The process is a good one; in just a few years All-Star Sports has dramatically expanded and captured market share and the company continues to grow, however with success comes competition, and it is important to continually improve processes; management decision making is one of the most important. In order to spread that awareness, it would be best to brand an attempt to implement the refinements to the decision making process under a single slogan or phrase.

The executives involved in All Star-Sports decision making are not likely shy or nervous, but group dynamics can intervene with decision making functions in a myriad of ways which result in holding back contributions or limiting negative expression. Training can help overcome this, by explicitly giving the team members permission to introduce challenge and showing them the right way to do so. One of the skills that will greatly facilitate this is avoiding negative language. This can be learned over time, but a specific workshop for team members with role play can get this started. As executive learn to rephrase their thoughts from “that could never work” to “that could only work if…”, new and previously hidden ideas can emerge that assist with making excellent and timely decisions that get ahead of the competition.

More dynamic offline subgroups could revitalize debate and challenge functions by design. Where now informal groups self-identify and carry on the discussion, a shadow group should also be identified to specifically come up with a competing dialogue on the problems, solutions and options. By having two separate ideas coming together there is more of a chance that a stronger analysis and better options will result.
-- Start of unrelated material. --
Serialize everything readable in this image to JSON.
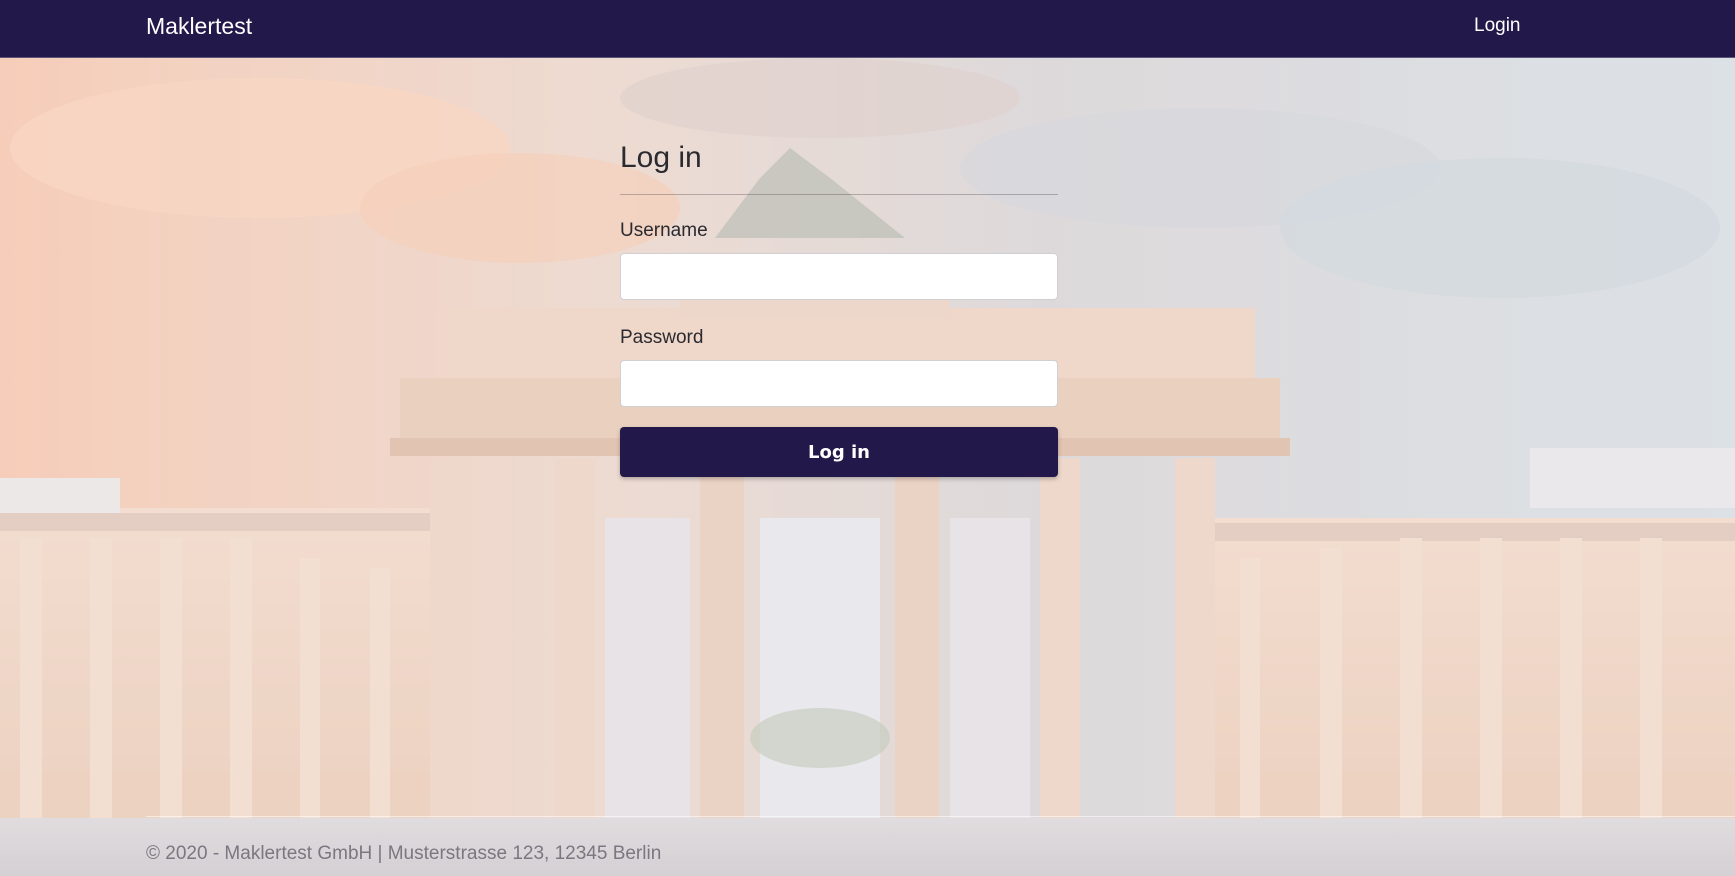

Currently there is no reward structure in place to encourage participation and a capacity for tension and challenge. A monetary reward is often ideal, but in this scenario it would be difficult to measure and value the individual’s contribution, and more likely to lead to a new level of resentments. The most cost effective and easy to implement solution is the simplest and most effective one- for leadership to provide positive feedback by Bartlett himself. For example, Bartlett could recognize individual executive. who respectfully promote challenge to constructions of problems and solutions informally (“I really like that you brought up that challenge”) as well as formally (in the form of a memo, award for MVP of decision making, etc.).

There are of course costs and opportunity costs associated with these improvements. Training to increase the capacity of executives to accept tension and challenge will cost a half or day of time as well as a small budget for a work shop accommodation and a facilitator. Given that the savings of making better decisions can be huge for a rapidly growing company this could be well worthwhile.

Developing a more dynamic subgroup analysis process will require time as the group discussed this idea and comes up with terms for how it would work. Without buy-in from the group it is unlikely to work. There would also be an element of practice and trial and error involved, until the process was working as envisioned. The budget costs of this would be minimal, and again the potential result is a refinement of the existing system that will lead to better decisions, save on expenditures and make more profits.

The reward system would be similarly easy to implement, however it may take Mr. Bartlett some time and professional coaching to get it right. It is unlikely that an individual can correctly self-assess the uptake or the response to the rewards of their positive feedback, and a professional organizational psychologist or similar could assist by initialling monitoring Bartlett’s attempts to reward challenge and provide him with feedback.

The proposed process would be better than the current process as these refinements reduce the hesitation and discomfort associated with bringing up less popular views or options. The result is a more dynamic inclusion of that which is hidden and unclear, strengthening decision making by strengthening the psychology of that process.